Why you should care
Because these meat-eating plants are also deliciously sweet.
You may not have spotted nepenthes on menus, but there’s still room to include them in your home cooking. The beauty of these vibrant plants can be deceiving. These exotic “pitcher plants” are actually carnivores (cue the soundtrack to Little Shop of Horrors), munching on flies, rats and even lizards in their native countries of Asia and Australia.
In Malaysia, these gobblers are often eaten with sticky rice and vegetables. In the United States, chefs have yet to discover their gourmet potential. Domonick Gravine, owner of RedLeaf Exotics in the Bushwick neighborhood of Brooklyn, is hoping to make nepenthes a decorative staple in people’s homes (and maybe their diets); he sells the exotic beasts online.
You can fill them halfway with moistened Thai rice and steam (try steaming in coconut milk) — but at $80 a pop, you might be better off keeping them as decoration. Here’s the drink recipe using the sugar from nepenthes featured in the video above and starring OZY’s Rooted plant-based food show host, Nick Shippers.
Calamansi Butterfly Pea Powder Limeade
- 3 tablespoons of simple syrup (1 part sugar, 1 part water, 1 part butterfly pea powder)
- Several large ice cubes
- 1 cup mineral or soda water of your choice
- Juice from one fresh lime or calamansi
- Fresh mint
- 1 tablespoon basil seeds
Mix soda or mineral water with simple syrup until it dissolves.
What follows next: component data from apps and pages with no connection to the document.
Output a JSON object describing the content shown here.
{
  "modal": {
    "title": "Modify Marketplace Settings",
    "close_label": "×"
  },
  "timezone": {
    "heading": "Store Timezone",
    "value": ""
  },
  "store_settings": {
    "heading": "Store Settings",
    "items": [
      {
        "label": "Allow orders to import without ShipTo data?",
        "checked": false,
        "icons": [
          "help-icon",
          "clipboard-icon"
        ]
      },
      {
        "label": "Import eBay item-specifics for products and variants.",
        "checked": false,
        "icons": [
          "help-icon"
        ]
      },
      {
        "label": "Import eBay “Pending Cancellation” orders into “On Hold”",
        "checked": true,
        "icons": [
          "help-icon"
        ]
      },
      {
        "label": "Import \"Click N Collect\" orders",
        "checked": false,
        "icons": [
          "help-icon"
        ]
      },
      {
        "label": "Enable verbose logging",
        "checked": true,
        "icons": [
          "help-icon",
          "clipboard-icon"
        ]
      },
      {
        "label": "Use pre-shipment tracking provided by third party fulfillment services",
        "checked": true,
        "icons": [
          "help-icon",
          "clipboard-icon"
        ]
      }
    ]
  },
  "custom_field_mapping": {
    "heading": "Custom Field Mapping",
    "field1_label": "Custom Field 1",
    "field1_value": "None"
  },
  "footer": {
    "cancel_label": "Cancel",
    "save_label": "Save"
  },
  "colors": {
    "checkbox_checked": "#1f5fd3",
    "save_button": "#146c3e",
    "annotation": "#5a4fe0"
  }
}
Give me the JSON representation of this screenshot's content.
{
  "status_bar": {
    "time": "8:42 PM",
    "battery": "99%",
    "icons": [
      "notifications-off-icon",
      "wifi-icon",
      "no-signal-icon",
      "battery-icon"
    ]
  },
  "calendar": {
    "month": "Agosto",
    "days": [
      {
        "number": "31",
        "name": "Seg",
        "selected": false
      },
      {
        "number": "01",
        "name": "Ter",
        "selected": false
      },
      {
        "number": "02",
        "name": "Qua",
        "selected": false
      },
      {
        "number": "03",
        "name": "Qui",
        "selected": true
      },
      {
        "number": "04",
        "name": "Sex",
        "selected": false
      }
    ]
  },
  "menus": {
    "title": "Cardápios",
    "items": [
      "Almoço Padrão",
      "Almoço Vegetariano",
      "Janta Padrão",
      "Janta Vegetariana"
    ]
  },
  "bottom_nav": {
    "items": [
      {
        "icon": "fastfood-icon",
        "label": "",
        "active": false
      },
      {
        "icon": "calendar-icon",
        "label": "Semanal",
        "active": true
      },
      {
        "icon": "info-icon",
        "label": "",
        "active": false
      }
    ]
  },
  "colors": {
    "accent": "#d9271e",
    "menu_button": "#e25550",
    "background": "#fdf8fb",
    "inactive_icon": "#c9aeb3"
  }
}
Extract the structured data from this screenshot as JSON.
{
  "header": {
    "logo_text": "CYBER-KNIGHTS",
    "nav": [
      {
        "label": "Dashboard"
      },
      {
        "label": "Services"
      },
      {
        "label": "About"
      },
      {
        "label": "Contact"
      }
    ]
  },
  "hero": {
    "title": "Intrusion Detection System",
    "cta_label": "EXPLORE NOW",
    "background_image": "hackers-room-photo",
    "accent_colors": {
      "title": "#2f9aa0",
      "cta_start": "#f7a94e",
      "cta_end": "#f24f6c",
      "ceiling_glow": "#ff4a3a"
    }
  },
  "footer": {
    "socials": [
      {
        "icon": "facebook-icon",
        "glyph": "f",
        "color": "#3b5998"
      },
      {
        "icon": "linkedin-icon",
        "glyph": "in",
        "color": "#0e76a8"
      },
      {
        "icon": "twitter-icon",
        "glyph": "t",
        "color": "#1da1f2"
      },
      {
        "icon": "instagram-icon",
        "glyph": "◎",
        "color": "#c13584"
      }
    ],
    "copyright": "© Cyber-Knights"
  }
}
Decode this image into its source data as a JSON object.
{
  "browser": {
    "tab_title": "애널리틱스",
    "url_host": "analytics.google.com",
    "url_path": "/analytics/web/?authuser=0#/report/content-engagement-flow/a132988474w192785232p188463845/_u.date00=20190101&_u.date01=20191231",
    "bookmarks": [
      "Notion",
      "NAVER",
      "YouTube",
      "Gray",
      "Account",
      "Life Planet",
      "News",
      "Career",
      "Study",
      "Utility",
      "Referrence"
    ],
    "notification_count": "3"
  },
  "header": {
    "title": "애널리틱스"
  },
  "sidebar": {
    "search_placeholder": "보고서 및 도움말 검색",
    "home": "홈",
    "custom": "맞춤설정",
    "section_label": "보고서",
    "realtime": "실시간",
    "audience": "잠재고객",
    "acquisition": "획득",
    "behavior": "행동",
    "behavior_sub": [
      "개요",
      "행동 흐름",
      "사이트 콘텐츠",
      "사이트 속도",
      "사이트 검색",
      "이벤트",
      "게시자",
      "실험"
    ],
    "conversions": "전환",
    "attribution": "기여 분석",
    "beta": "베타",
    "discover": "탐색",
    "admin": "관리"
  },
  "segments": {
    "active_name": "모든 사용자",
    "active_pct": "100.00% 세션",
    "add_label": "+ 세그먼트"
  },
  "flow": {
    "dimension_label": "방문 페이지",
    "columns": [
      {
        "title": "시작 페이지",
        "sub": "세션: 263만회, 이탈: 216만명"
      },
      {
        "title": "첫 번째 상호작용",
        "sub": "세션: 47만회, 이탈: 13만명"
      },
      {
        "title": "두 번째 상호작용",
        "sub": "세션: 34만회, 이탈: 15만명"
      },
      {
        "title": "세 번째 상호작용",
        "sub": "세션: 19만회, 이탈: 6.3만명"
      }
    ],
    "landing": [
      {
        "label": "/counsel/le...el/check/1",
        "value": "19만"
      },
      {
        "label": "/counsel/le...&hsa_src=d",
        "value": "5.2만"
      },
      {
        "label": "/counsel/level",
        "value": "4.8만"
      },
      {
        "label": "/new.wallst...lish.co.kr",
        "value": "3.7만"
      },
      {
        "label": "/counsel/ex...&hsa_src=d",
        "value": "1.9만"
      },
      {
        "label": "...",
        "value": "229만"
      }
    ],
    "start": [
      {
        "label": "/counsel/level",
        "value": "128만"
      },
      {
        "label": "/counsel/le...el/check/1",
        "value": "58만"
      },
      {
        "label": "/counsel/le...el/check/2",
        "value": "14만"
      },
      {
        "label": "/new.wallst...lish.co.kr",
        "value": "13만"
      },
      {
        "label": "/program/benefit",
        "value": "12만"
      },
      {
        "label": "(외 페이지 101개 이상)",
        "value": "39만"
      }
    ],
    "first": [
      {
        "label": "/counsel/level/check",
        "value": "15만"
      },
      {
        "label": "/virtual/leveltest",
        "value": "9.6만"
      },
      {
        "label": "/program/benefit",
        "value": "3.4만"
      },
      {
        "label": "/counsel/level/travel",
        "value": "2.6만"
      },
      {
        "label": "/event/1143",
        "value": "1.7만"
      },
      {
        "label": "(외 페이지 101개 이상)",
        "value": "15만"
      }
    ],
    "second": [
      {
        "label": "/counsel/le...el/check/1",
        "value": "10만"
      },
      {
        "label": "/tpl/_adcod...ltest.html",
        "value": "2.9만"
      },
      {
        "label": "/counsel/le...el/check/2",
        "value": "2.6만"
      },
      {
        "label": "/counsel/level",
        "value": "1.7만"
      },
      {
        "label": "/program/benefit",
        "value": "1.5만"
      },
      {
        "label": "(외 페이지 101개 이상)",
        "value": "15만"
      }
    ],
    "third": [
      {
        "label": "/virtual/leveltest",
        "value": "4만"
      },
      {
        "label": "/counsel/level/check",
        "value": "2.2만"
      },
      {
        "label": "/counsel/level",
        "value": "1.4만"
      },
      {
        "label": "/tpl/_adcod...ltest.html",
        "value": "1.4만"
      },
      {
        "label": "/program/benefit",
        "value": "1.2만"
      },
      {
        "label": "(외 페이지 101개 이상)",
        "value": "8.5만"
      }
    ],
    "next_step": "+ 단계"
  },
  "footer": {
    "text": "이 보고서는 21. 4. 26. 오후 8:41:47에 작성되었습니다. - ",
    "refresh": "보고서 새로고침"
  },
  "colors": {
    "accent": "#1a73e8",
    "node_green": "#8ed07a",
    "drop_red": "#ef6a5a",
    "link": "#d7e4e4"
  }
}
Add lime juice to change the color. Garnish with fresh mint, basil seeds and a slice of lime.